_REQUIRED WORK_
Extract all lines from the data beneath that include the word "subtitle".

_THE DATA_
_ _ _ _ _ _ _

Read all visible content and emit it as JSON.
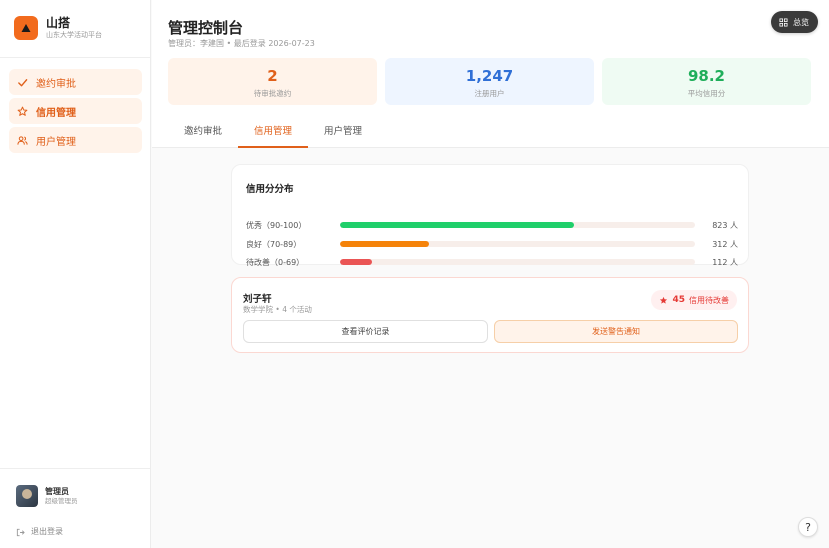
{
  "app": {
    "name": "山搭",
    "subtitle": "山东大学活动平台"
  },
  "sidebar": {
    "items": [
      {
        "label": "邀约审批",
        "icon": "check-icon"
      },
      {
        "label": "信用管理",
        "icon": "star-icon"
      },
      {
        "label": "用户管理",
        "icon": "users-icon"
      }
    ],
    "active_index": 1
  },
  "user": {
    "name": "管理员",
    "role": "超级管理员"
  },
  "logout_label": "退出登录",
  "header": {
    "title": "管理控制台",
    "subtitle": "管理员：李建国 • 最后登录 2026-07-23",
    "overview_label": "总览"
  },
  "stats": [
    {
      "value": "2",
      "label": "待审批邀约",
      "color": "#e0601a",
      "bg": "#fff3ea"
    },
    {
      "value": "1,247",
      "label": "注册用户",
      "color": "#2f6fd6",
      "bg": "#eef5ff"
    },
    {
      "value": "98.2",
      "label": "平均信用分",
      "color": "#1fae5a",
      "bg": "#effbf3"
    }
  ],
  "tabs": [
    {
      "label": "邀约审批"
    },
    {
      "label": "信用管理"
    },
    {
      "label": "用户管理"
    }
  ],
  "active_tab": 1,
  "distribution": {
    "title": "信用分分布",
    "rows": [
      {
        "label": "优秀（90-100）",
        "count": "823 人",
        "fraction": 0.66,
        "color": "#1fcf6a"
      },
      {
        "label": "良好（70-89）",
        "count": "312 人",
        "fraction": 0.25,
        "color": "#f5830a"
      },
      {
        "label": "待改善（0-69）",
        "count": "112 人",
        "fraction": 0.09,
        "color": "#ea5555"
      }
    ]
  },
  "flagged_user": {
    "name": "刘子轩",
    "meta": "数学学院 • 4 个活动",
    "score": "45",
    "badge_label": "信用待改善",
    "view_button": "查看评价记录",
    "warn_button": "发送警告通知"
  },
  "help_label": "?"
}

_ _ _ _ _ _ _

_EXERCISE RESULT_
    "subtitle": "山东大学活动平台"
    "subtitle": "管理员：李建国 • 最后登录 2026-07-23",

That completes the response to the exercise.